Element data from apps and pages:
━━━━━━

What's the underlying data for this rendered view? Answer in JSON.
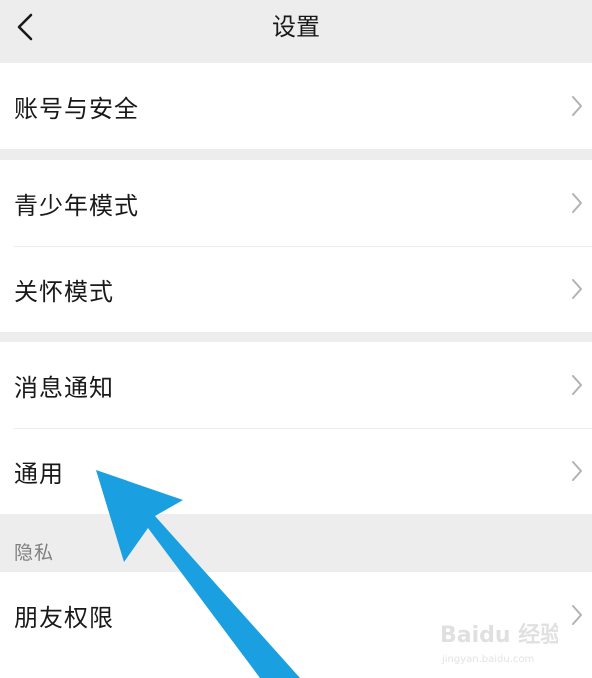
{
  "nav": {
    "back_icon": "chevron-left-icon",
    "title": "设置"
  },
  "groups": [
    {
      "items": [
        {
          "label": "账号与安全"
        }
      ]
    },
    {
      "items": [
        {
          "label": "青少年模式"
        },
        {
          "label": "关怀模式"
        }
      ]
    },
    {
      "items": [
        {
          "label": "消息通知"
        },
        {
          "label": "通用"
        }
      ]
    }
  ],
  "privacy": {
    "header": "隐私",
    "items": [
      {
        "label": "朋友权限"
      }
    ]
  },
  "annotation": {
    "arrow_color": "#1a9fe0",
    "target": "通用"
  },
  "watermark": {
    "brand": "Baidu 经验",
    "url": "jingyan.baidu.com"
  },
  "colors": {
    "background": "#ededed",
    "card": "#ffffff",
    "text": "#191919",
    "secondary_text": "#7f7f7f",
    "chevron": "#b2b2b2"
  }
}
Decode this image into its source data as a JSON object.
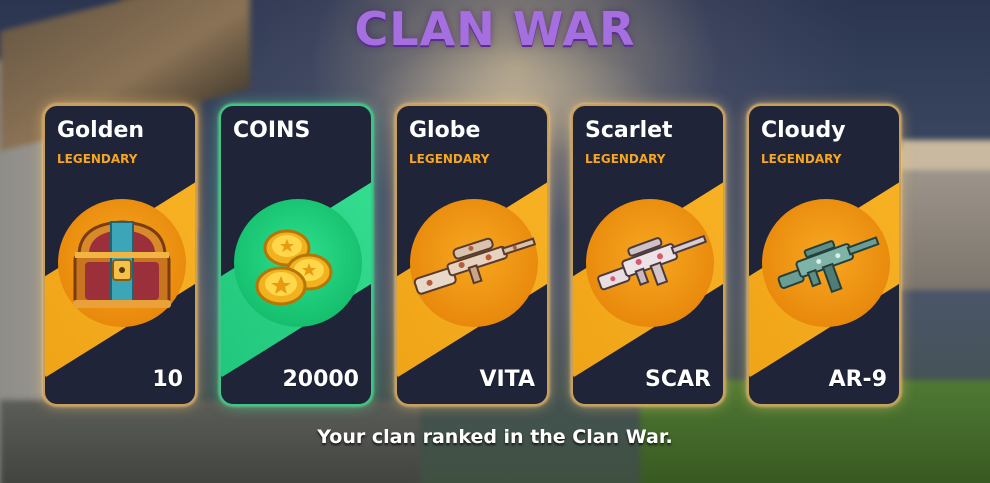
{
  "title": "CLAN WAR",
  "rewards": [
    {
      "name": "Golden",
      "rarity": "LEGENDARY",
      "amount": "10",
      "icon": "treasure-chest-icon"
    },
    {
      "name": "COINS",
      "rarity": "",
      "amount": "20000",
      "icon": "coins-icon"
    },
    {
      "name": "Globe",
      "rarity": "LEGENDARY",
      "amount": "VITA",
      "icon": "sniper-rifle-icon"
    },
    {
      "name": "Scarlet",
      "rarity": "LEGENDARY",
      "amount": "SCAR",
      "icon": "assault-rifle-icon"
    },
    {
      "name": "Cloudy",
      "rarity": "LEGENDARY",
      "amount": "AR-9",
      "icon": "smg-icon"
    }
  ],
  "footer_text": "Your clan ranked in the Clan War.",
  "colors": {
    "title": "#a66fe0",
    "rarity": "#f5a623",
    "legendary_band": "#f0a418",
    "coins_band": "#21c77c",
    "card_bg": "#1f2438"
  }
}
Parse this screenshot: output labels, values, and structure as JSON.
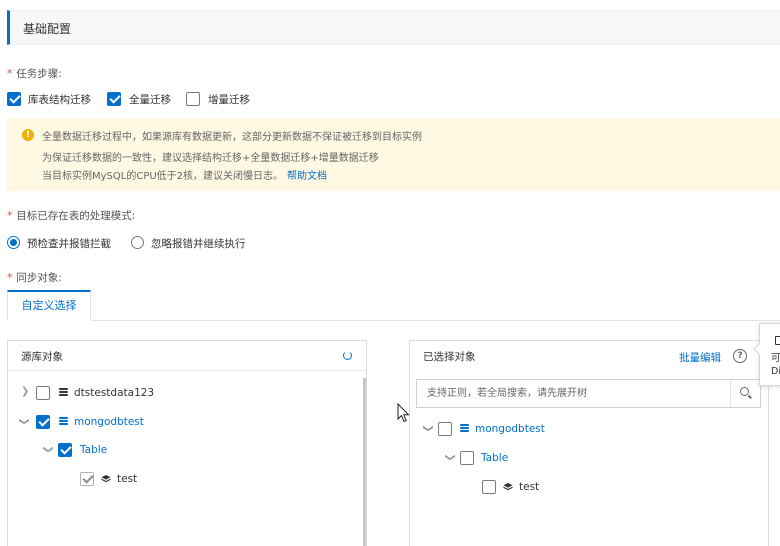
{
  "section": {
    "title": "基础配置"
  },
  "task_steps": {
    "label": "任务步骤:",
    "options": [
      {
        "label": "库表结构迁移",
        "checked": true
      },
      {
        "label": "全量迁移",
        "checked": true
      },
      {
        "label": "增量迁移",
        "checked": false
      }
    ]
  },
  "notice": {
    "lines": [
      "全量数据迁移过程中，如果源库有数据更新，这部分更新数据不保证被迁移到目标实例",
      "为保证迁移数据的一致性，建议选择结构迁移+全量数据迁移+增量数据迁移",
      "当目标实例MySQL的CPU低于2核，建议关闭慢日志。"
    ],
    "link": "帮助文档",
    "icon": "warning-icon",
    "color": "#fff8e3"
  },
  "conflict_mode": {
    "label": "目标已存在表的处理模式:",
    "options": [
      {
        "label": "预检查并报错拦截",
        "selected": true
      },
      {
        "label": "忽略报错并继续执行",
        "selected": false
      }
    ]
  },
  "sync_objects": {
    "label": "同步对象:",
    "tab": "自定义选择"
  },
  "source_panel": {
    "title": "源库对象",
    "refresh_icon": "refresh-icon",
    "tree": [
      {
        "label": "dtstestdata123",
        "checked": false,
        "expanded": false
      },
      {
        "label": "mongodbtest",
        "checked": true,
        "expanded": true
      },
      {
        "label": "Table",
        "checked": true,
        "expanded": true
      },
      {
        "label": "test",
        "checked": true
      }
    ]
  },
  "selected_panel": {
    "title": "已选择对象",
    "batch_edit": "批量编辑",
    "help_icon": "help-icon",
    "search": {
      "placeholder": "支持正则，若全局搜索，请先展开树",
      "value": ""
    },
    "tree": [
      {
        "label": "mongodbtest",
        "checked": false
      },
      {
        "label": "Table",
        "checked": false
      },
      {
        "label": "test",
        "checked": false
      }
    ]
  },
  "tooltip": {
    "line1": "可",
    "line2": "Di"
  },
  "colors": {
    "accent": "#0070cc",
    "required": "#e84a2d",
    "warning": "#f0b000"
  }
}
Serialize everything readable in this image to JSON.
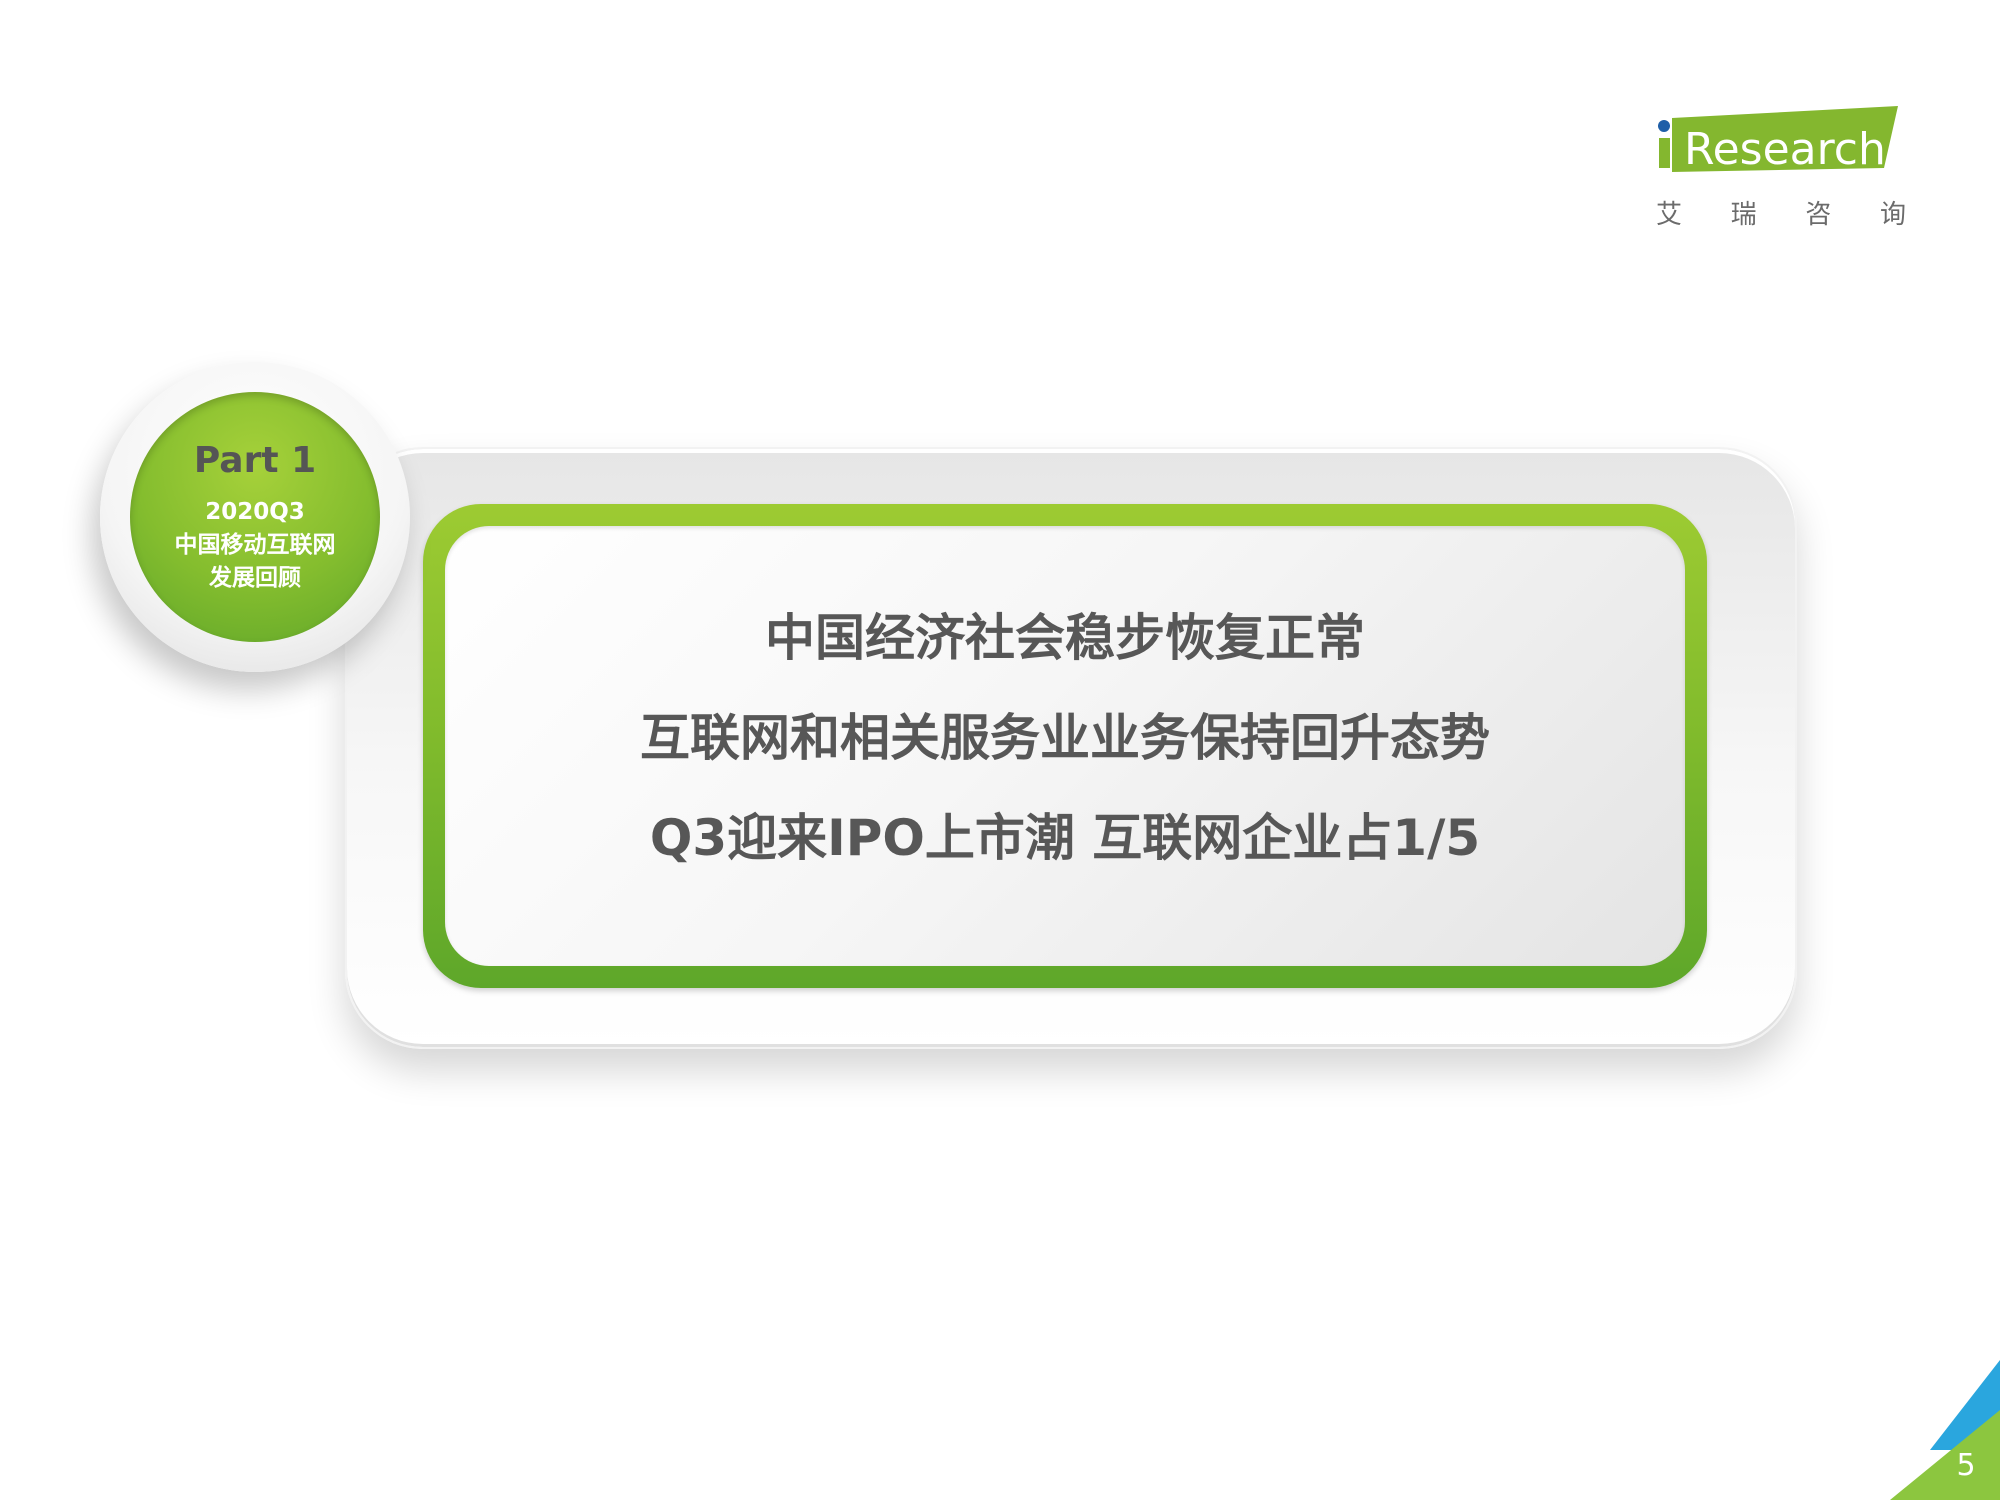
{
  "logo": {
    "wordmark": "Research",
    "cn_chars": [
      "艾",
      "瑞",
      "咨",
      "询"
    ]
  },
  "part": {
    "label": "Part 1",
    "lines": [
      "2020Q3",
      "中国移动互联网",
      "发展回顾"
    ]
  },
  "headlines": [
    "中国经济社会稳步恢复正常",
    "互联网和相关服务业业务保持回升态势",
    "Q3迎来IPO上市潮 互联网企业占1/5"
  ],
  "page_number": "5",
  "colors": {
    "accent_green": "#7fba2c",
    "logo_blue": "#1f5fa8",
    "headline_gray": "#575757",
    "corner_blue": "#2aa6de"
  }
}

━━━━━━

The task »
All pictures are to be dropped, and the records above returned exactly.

Answer space »
What's the underlying data for this rendered view? Answer in JSON.
{
  "nav": {
    "back_icon": "chevron-left-icon",
    "title": "设置"
  },
  "groups": [
    {
      "items": [
        {
          "label": "账号与安全"
        }
      ]
    },
    {
      "items": [
        {
          "label": "青少年模式"
        },
        {
          "label": "关怀模式"
        }
      ]
    },
    {
      "items": [
        {
          "label": "消息通知"
        },
        {
          "label": "通用"
        }
      ]
    }
  ],
  "privacy": {
    "header": "隐私",
    "items": [
      {
        "label": "朋友权限"
      }
    ]
  },
  "annotation": {
    "arrow_color": "#1a9fe0",
    "target": "通用"
  },
  "watermark": {
    "brand": "Baidu 经验",
    "url": "jingyan.baidu.com"
  },
  "colors": {
    "background": "#ededed",
    "card": "#ffffff",
    "text": "#191919",
    "secondary_text": "#7f7f7f",
    "chevron": "#b2b2b2"
  }
}
Decode this image into its source data as a JSON object.
{
  "title": "CLAN WAR",
  "rewards": [
    {
      "name": "Golden",
      "rarity": "LEGENDARY",
      "amount": "10",
      "icon": "treasure-chest-icon"
    },
    {
      "name": "COINS",
      "rarity": "",
      "amount": "20000",
      "icon": "coins-icon"
    },
    {
      "name": "Globe",
      "rarity": "LEGENDARY",
      "amount": "VITA",
      "icon": "sniper-rifle-icon"
    },
    {
      "name": "Scarlet",
      "rarity": "LEGENDARY",
      "amount": "SCAR",
      "icon": "assault-rifle-icon"
    },
    {
      "name": "Cloudy",
      "rarity": "LEGENDARY",
      "amount": "AR-9",
      "icon": "smg-icon"
    }
  ],
  "footer_text": "Your clan ranked in the Clan War.",
  "colors": {
    "title": "#a66fe0",
    "rarity": "#f5a623",
    "legendary_band": "#f0a418",
    "coins_band": "#21c77c",
    "card_bg": "#1f2438"
  }
}
Parse this screenshot: output labels, values, and structure as JSON.
{
  "section": {
    "title": "基础配置"
  },
  "task_steps": {
    "label": "任务步骤:",
    "options": [
      {
        "label": "库表结构迁移",
        "checked": true
      },
      {
        "label": "全量迁移",
        "checked": true
      },
      {
        "label": "增量迁移",
        "checked": false
      }
    ]
  },
  "notice": {
    "lines": [
      "全量数据迁移过程中，如果源库有数据更新，这部分更新数据不保证被迁移到目标实例",
      "为保证迁移数据的一致性，建议选择结构迁移+全量数据迁移+增量数据迁移",
      "当目标实例MySQL的CPU低于2核，建议关闭慢日志。"
    ],
    "link": "帮助文档",
    "icon": "warning-icon",
    "color": "#fff8e3"
  },
  "conflict_mode": {
    "label": "目标已存在表的处理模式:",
    "options": [
      {
        "label": "预检查并报错拦截",
        "selected": true
      },
      {
        "label": "忽略报错并继续执行",
        "selected": false
      }
    ]
  },
  "sync_objects": {
    "label": "同步对象:",
    "tab": "自定义选择"
  },
  "source_panel": {
    "title": "源库对象",
    "refresh_icon": "refresh-icon",
    "tree": [
      {
        "label": "dtstestdata123",
        "checked": false,
        "expanded": false
      },
      {
        "label": "mongodbtest",
        "checked": true,
        "expanded": true
      },
      {
        "label": "Table",
        "checked": true,
        "expanded": true
      },
      {
        "label": "test",
        "checked": true
      }
    ]
  },
  "selected_panel": {
    "title": "已选择对象",
    "batch_edit": "批量编辑",
    "help_icon": "help-icon",
    "search": {
      "placeholder": "支持正则，若全局搜索，请先展开树",
      "value": ""
    },
    "tree": [
      {
        "label": "mongodbtest",
        "checked": false
      },
      {
        "label": "Table",
        "checked": false
      },
      {
        "label": "test",
        "checked": false
      }
    ]
  },
  "tooltip": {
    "line1": "可",
    "line2": "Di"
  },
  "colors": {
    "accent": "#0070cc",
    "required": "#e84a2d",
    "warning": "#f0b000"
  }
}
Serialize everything readable in this image to JSON.
{
  "logo": {
    "wordmark": "Research",
    "cn_chars": [
      "艾",
      "瑞",
      "咨",
      "询"
    ]
  },
  "part": {
    "label": "Part 1",
    "lines": [
      "2020Q3",
      "中国移动互联网",
      "发展回顾"
    ]
  },
  "headlines": [
    "中国经济社会稳步恢复正常",
    "互联网和相关服务业业务保持回升态势",
    "Q3迎来IPO上市潮 互联网企业占1/5"
  ],
  "page_number": "5",
  "colors": {
    "accent_green": "#7fba2c",
    "logo_blue": "#1f5fa8",
    "headline_gray": "#575757",
    "corner_blue": "#2aa6de"
  }
}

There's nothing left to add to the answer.